In its international operations, sales in Europe were up 7%, to $41.5 million, and profits increased 20%, to $13.5 million, led by STM journal sales and higher college textbook sales. In the other international segments, sales increased 2%, to $21.1 million, but profits declined 3%, to $6.1 million. Sales were up in Australia and Canada, but were soft throughout Asia.

CDG Books Canada to Close

In other news involving Wiley's purchase of Hungry Minds, CDG Books Canada will be shut down by John Wiley & Sons Canada Ltd. and Gage Learning Corporation in the next few weeks, laying off 17 CDG employees and placing the Macmillan Canada imprint up for sale. An additional 13 CDG people will move to Wiley. Wiley's purchase of Hungry Minds gave the company 49% of CDG Books Canada; Gage owns the remaining 51%.

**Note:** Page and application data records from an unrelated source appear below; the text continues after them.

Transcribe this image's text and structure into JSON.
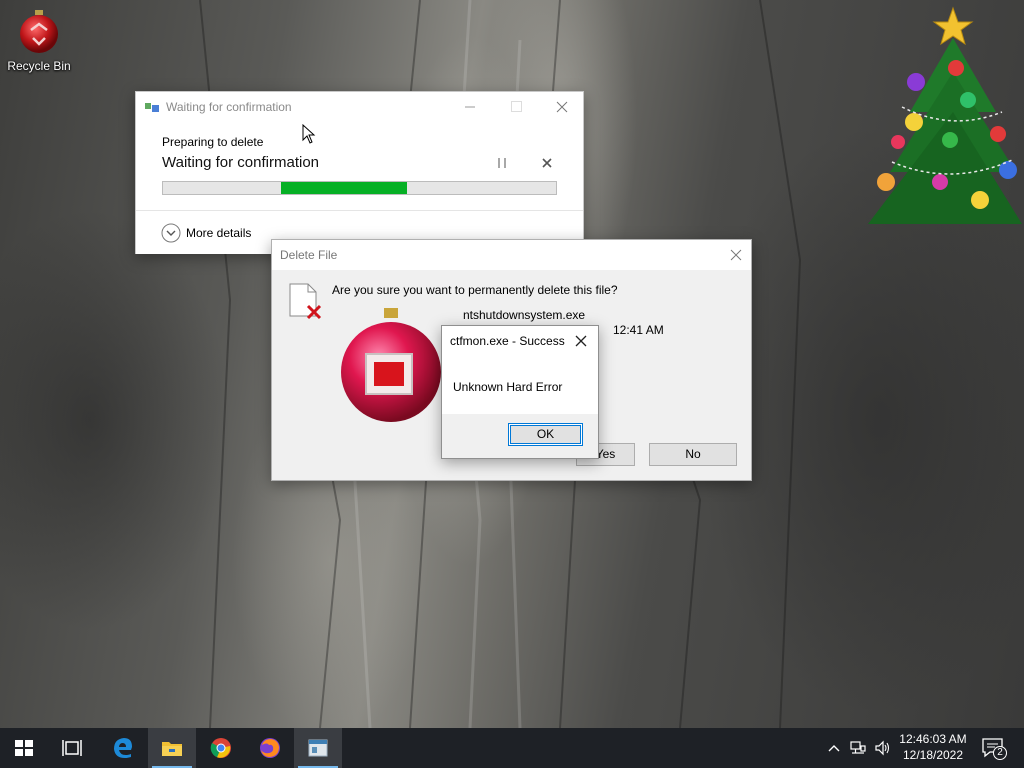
{
  "desktop": {
    "icons": [
      {
        "label": "Recycle Bin",
        "icon": "recycle-bin-icon"
      }
    ],
    "decorations": [
      "christmas-tree-icon",
      "christmas-ornament-icon"
    ]
  },
  "progress_dialog": {
    "title": "Waiting for confirmation",
    "subtitle": "Preparing to delete",
    "heading": "Waiting for confirmation",
    "progress_start_fraction": 0.3,
    "progress_end_fraction": 0.62,
    "details_label": "More details",
    "accent_color": "#06b025"
  },
  "delete_dialog": {
    "title": "Delete File",
    "question": "Are you sure you want to permanently delete this file?",
    "file_name": "ntshutdownsystem.exe",
    "file_date_visible": "12:41 AM",
    "yes_label": "Yes",
    "no_label": "No"
  },
  "message_box": {
    "title": "ctfmon.exe - Success",
    "message": "Unknown Hard Error",
    "ok_label": "OK"
  },
  "taskbar": {
    "apps": [
      {
        "name": "start",
        "icon": "windows-logo-icon"
      },
      {
        "name": "task-view",
        "icon": "task-view-icon"
      },
      {
        "name": "edge",
        "icon": "edge-icon"
      },
      {
        "name": "file-explorer",
        "icon": "folder-icon",
        "active": true
      },
      {
        "name": "chrome",
        "icon": "chrome-icon"
      },
      {
        "name": "firefox",
        "icon": "firefox-icon"
      },
      {
        "name": "notepad",
        "icon": "app-window-icon"
      }
    ],
    "tray": {
      "time": "12:46:03 AM",
      "date": "12/18/2022",
      "notification_count": "2"
    }
  }
}
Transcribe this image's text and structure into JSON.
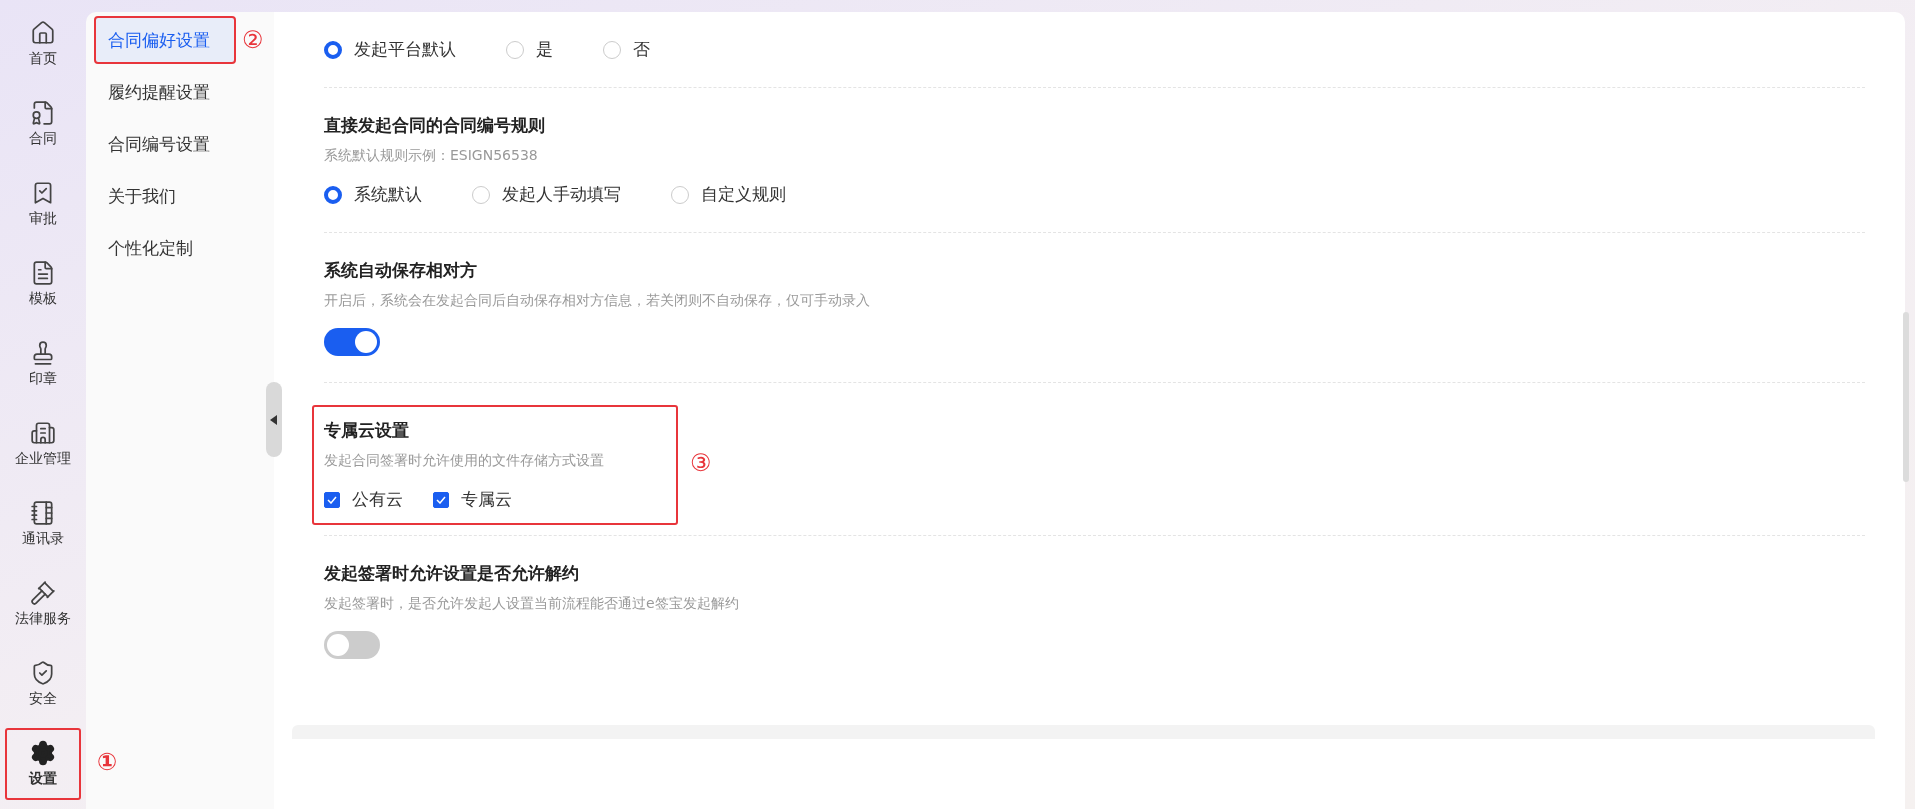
{
  "nav": {
    "annotation": "①",
    "items": [
      {
        "label": "首页",
        "selected": false,
        "highlighted": false
      },
      {
        "label": "合同",
        "selected": false,
        "highlighted": false
      },
      {
        "label": "审批",
        "selected": false,
        "highlighted": false
      },
      {
        "label": "模板",
        "selected": false,
        "highlighted": false
      },
      {
        "label": "印章",
        "selected": false,
        "highlighted": false
      },
      {
        "label": "企业管理",
        "selected": false,
        "highlighted": false
      },
      {
        "label": "通讯录",
        "selected": false,
        "highlighted": false
      },
      {
        "label": "法律服务",
        "selected": false,
        "highlighted": false
      },
      {
        "label": "安全",
        "selected": false,
        "highlighted": false
      },
      {
        "label": "设置",
        "selected": true,
        "highlighted": true
      }
    ]
  },
  "submenu": {
    "annotation": "②",
    "items": [
      {
        "label": "合同偏好设置",
        "selected": true,
        "highlighted": true
      },
      {
        "label": "履约提醒设置",
        "selected": false,
        "highlighted": false
      },
      {
        "label": "合同编号设置",
        "selected": false,
        "highlighted": false
      },
      {
        "label": "关于我们",
        "selected": false,
        "highlighted": false
      },
      {
        "label": "个性化定制",
        "selected": false,
        "highlighted": false
      }
    ]
  },
  "sections": [
    {
      "kind": "radio",
      "options": [
        {
          "label": "发起平台默认",
          "selected": true
        },
        {
          "label": "是",
          "selected": false
        },
        {
          "label": "否",
          "selected": false
        }
      ]
    },
    {
      "kind": "radio",
      "title": "直接发起合同的合同编号规则",
      "description": "系统默认规则示例：ESIGN56538",
      "options": [
        {
          "label": "系统默认",
          "selected": true
        },
        {
          "label": "发起人手动填写",
          "selected": false
        },
        {
          "label": "自定义规则",
          "selected": false
        }
      ]
    },
    {
      "kind": "toggle",
      "title": "系统自动保存相对方",
      "description": "开启后，系统会在发起合同后自动保存相对方信息，若关闭则不自动保存，仅可手动录入",
      "on": true
    },
    {
      "kind": "checkbox",
      "highlighted": true,
      "annotation": "③",
      "title": "专属云设置",
      "description": "发起合同签署时允许使用的文件存储方式设置",
      "options": [
        {
          "label": "公有云",
          "checked": true
        },
        {
          "label": "专属云",
          "checked": true
        }
      ]
    },
    {
      "kind": "toggle",
      "title": "发起签署时允许设置是否允许解约",
      "description": "发起签署时，是否允许发起人设置当前流程能否通过e签宝发起解约",
      "on": false
    }
  ]
}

"When we acquired it, we realized the business was not sustainable in the current economic environment for a variety of reasons, certainly the economy and the book business. It was our goal to acquire 100% of CDG and merge it with Wiley Canada, but as a result of the regulatory environment, we were unable to do that, so really the only business decision for us was to wind up the company," said Wiley Canada's president, Diane Wood. Wiley Canada will take over the Hungry Mind licenses, including the Dummies and Frommer's lines, while CDG's Macmillan properties will be sold.